RECORDS SUPPLIED Start Marker

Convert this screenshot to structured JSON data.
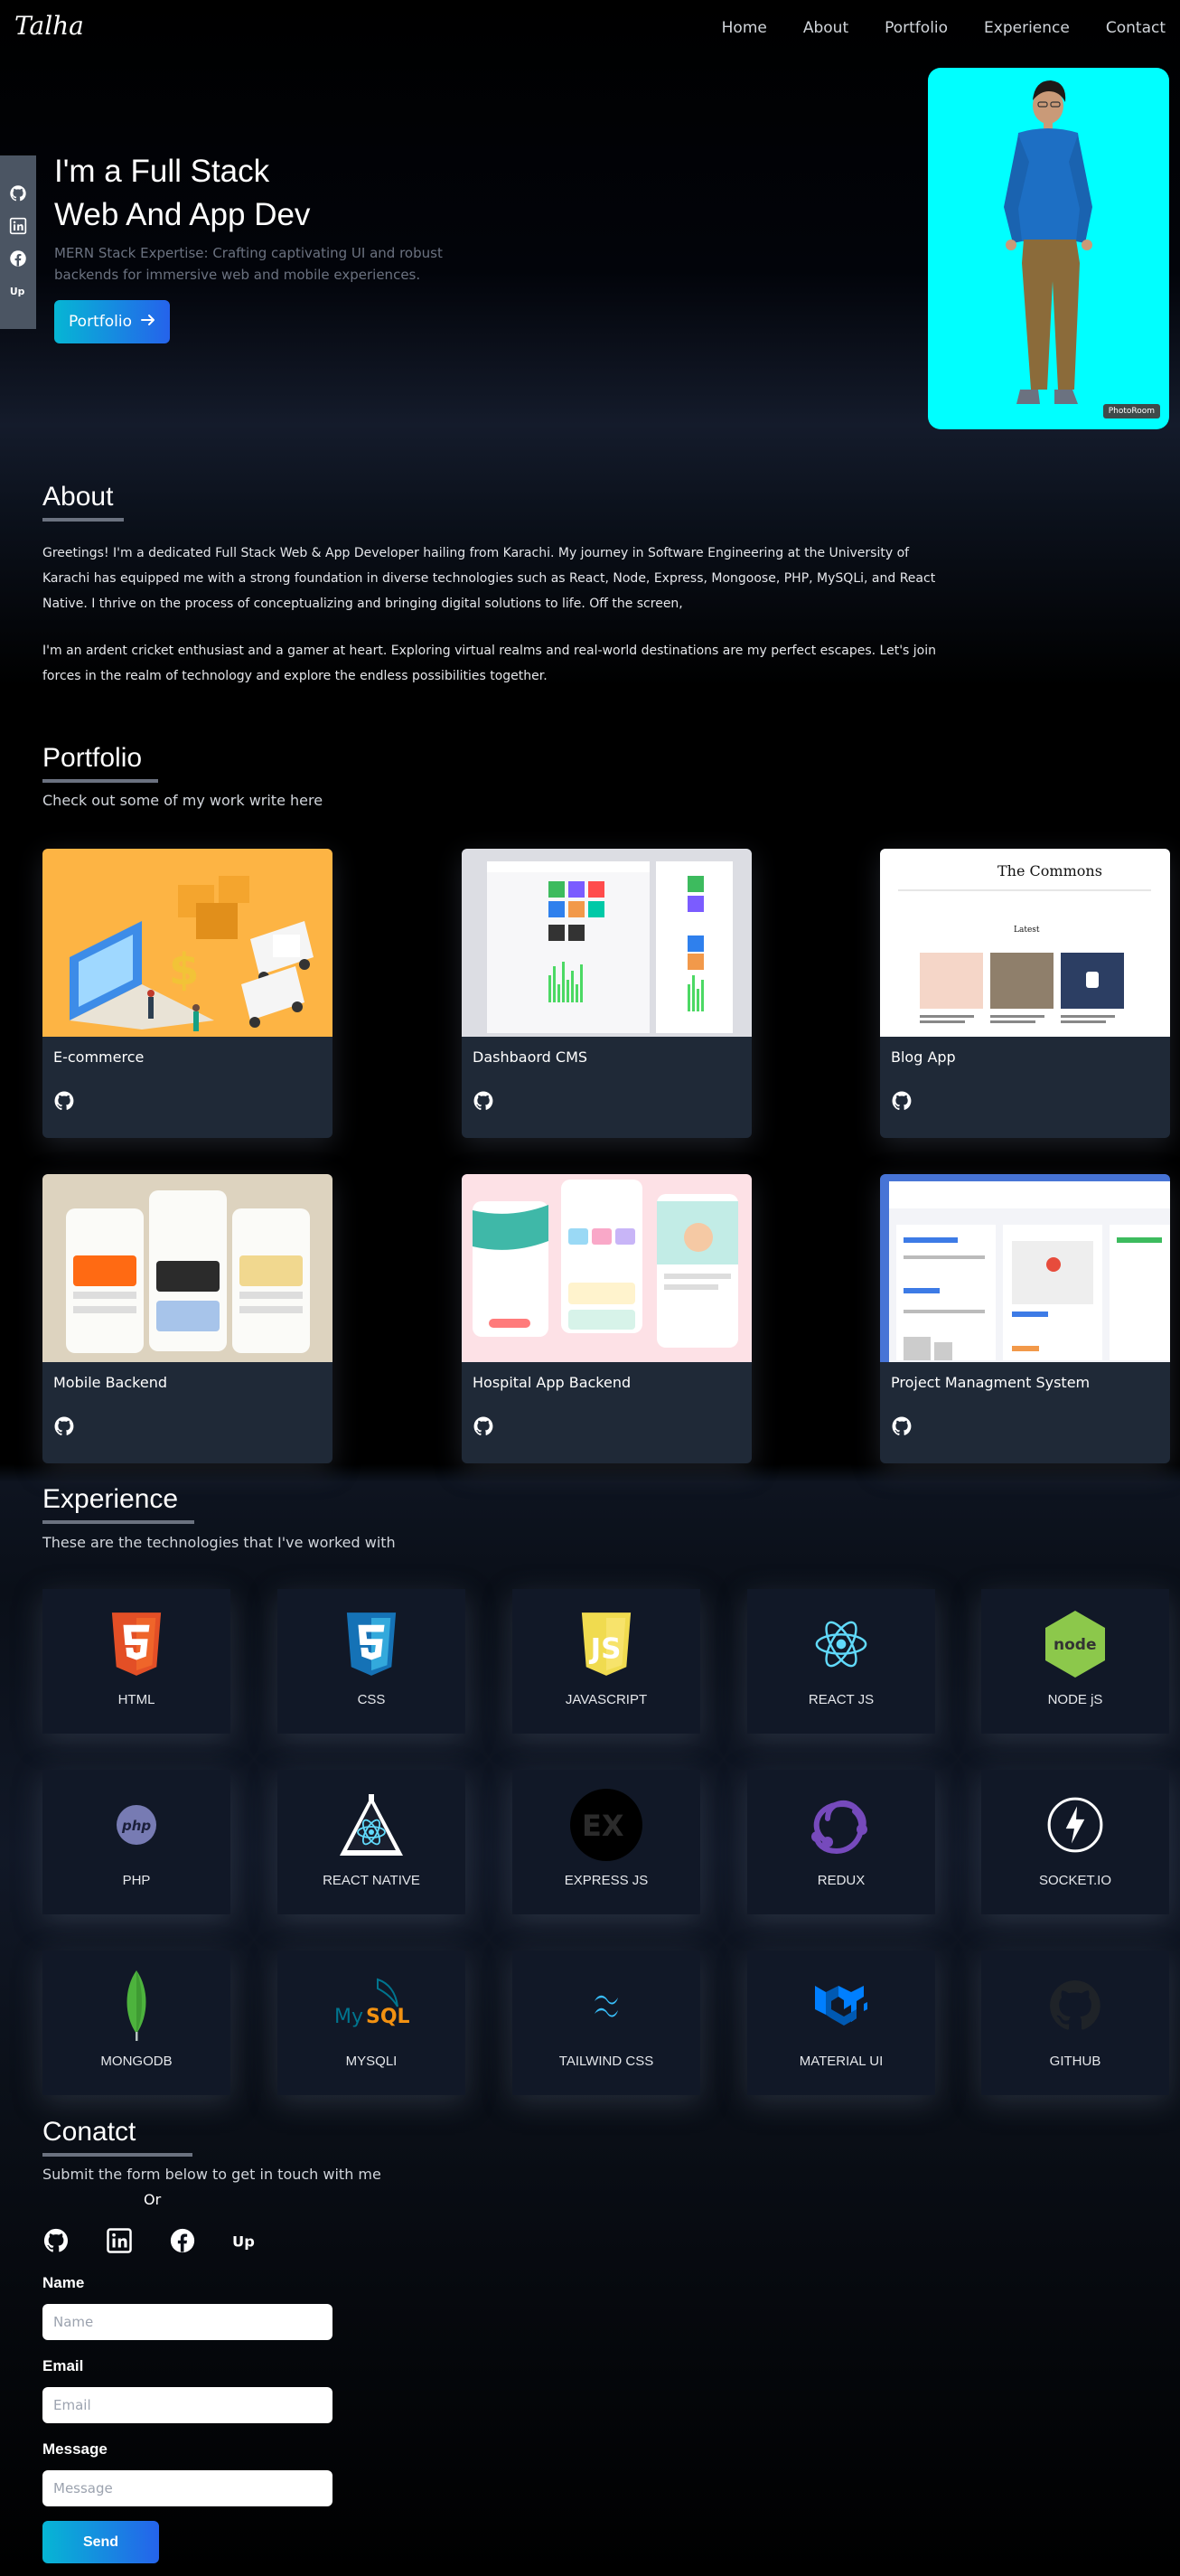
{
  "nav": {
    "logo": "Talha",
    "links": [
      "Home",
      "About",
      "Portfolio",
      "Experience",
      "Contact"
    ]
  },
  "side_social": [
    "github-icon",
    "linkedin-icon",
    "facebook-icon",
    "upwork-icon"
  ],
  "hero": {
    "title_line1": "I'm a Full Stack",
    "title_line2": "Web And App Dev",
    "subtitle": "MERN Stack Expertise: Crafting captivating UI and robust backends for immersive web and mobile experiences.",
    "button_label": "Portfolio",
    "photo_badge": "PhotoRoom",
    "photo_bg": "#00ffff"
  },
  "about": {
    "title": "About",
    "paragraph1": "Greetings! I'm a dedicated Full Stack Web & App Developer hailing from Karachi. My journey in Software Engineering at the University of Karachi has equipped me with a strong foundation in diverse technologies such as React, Node, Express, Mongoose, PHP, MySQLi, and React Native. I thrive on the process of conceptualizing and bringing digital solutions to life. Off the screen,",
    "paragraph2": "I'm an ardent cricket enthusiast and a gamer at heart. Exploring virtual realms and real-world destinations are my perfect escapes. Let's join forces in the realm of technology and explore the endless possibilities together."
  },
  "portfolio": {
    "title": "Portfolio",
    "subtitle": "Check out some of my work write here",
    "cards": [
      {
        "title": "E-commerce"
      },
      {
        "title": "Dashbaord CMS"
      },
      {
        "title": "Blog App"
      },
      {
        "title": "Mobile Backend"
      },
      {
        "title": "Hospital App Backend"
      },
      {
        "title": "Project Managment System"
      }
    ],
    "blog_thumb_heading": "The Commons",
    "blog_thumb_sub": "Latest"
  },
  "experience": {
    "title": "Experience",
    "subtitle": "These are the technologies that I've worked with",
    "skills": [
      {
        "name": "HTML",
        "icon": "html5-icon",
        "color": "#e34f26"
      },
      {
        "name": "CSS",
        "icon": "css3-icon",
        "color": "#1572b6"
      },
      {
        "name": "JAVASCRIPT",
        "icon": "javascript-icon",
        "color": "#f0db4f"
      },
      {
        "name": "REACT JS",
        "icon": "react-icon",
        "color": "#61dafb"
      },
      {
        "name": "NODE jS",
        "icon": "nodejs-icon",
        "color": "#8cc84b"
      },
      {
        "name": "PHP",
        "icon": "php-icon",
        "color": "#777bb3"
      },
      {
        "name": "REACT NATIVE",
        "icon": "react-native-icon",
        "color": "#61dafb"
      },
      {
        "name": "EXPRESS JS",
        "icon": "express-icon",
        "color": "#000000"
      },
      {
        "name": "REDUX",
        "icon": "redux-icon",
        "color": "#764abc"
      },
      {
        "name": "SOCKET.IO",
        "icon": "socketio-icon",
        "color": "#ffffff"
      },
      {
        "name": "MONGODB",
        "icon": "mongodb-icon",
        "color": "#4db33d"
      },
      {
        "name": "MYSQLI",
        "icon": "mysql-icon",
        "color": "#00758f"
      },
      {
        "name": "TAILWIND CSS",
        "icon": "tailwind-icon",
        "color": "#38bdf8"
      },
      {
        "name": "MATERIAL UI",
        "icon": "material-ui-icon",
        "color": "#007fff"
      },
      {
        "name": "GITHUB",
        "icon": "github-icon",
        "color": "#1f2328"
      }
    ]
  },
  "contact": {
    "title": "Conatct",
    "subtitle": "Submit the form below to get in touch with me",
    "or_text": "Or",
    "icons": [
      "github-icon",
      "linkedin-icon",
      "facebook-icon",
      "upwork-icon"
    ],
    "name_label": "Name",
    "name_placeholder": "Name",
    "email_label": "Email",
    "email_placeholder": "Email",
    "message_label": "Message",
    "message_placeholder": "Message",
    "send_label": "Send"
  }
}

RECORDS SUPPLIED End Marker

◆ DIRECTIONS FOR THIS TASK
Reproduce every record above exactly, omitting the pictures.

◆ EXERCISE RESPONSE
Convert this screenshot to structured JSON data.
{
  "nav": {
    "logo": "Talha",
    "links": [
      "Home",
      "About",
      "Portfolio",
      "Experience",
      "Contact"
    ]
  },
  "side_social": [
    "github-icon",
    "linkedin-icon",
    "facebook-icon",
    "upwork-icon"
  ],
  "hero": {
    "title_line1": "I'm a Full Stack",
    "title_line2": "Web And App Dev",
    "subtitle": "MERN Stack Expertise: Crafting captivating UI and robust backends for immersive web and mobile experiences.",
    "button_label": "Portfolio",
    "photo_badge": "PhotoRoom",
    "photo_bg": "#00ffff"
  },
  "about": {
    "title": "About",
    "paragraph1": "Greetings! I'm a dedicated Full Stack Web & App Developer hailing from Karachi. My journey in Software Engineering at the University of Karachi has equipped me with a strong foundation in diverse technologies such as React, Node, Express, Mongoose, PHP, MySQLi, and React Native. I thrive on the process of conceptualizing and bringing digital solutions to life. Off the screen,",
    "paragraph2": "I'm an ardent cricket enthusiast and a gamer at heart. Exploring virtual realms and real-world destinations are my perfect escapes. Let's join forces in the realm of technology and explore the endless possibilities together."
  },
  "portfolio": {
    "title": "Portfolio",
    "subtitle": "Check out some of my work write here",
    "cards": [
      {
        "title": "E-commerce"
      },
      {
        "title": "Dashbaord CMS"
      },
      {
        "title": "Blog App"
      },
      {
        "title": "Mobile Backend"
      },
      {
        "title": "Hospital App Backend"
      },
      {
        "title": "Project Managment System"
      }
    ],
    "blog_thumb_heading": "The Commons",
    "blog_thumb_sub": "Latest"
  },
  "experience": {
    "title": "Experience",
    "subtitle": "These are the technologies that I've worked with",
    "skills": [
      {
        "name": "HTML",
        "icon": "html5-icon",
        "color": "#e34f26"
      },
      {
        "name": "CSS",
        "icon": "css3-icon",
        "color": "#1572b6"
      },
      {
        "name": "JAVASCRIPT",
        "icon": "javascript-icon",
        "color": "#f0db4f"
      },
      {
        "name": "REACT JS",
        "icon": "react-icon",
        "color": "#61dafb"
      },
      {
        "name": "NODE jS",
        "icon": "nodejs-icon",
        "color": "#8cc84b"
      },
      {
        "name": "PHP",
        "icon": "php-icon",
        "color": "#777bb3"
      },
      {
        "name": "REACT NATIVE",
        "icon": "react-native-icon",
        "color": "#61dafb"
      },
      {
        "name": "EXPRESS JS",
        "icon": "express-icon",
        "color": "#000000"
      },
      {
        "name": "REDUX",
        "icon": "redux-icon",
        "color": "#764abc"
      },
      {
        "name": "SOCKET.IO",
        "icon": "socketio-icon",
        "color": "#ffffff"
      },
      {
        "name": "MONGODB",
        "icon": "mongodb-icon",
        "color": "#4db33d"
      },
      {
        "name": "MYSQLI",
        "icon": "mysql-icon",
        "color": "#00758f"
      },
      {
        "name": "TAILWIND CSS",
        "icon": "tailwind-icon",
        "color": "#38bdf8"
      },
      {
        "name": "MATERIAL UI",
        "icon": "material-ui-icon",
        "color": "#007fff"
      },
      {
        "name": "GITHUB",
        "icon": "github-icon",
        "color": "#1f2328"
      }
    ]
  },
  "contact": {
    "title": "Conatct",
    "subtitle": "Submit the form below to get in touch with me",
    "or_text": "Or",
    "icons": [
      "github-icon",
      "linkedin-icon",
      "facebook-icon",
      "upwork-icon"
    ],
    "name_label": "Name",
    "name_placeholder": "Name",
    "email_label": "Email",
    "email_placeholder": "Email",
    "message_label": "Message",
    "message_placeholder": "Message",
    "send_label": "Send"
  }
}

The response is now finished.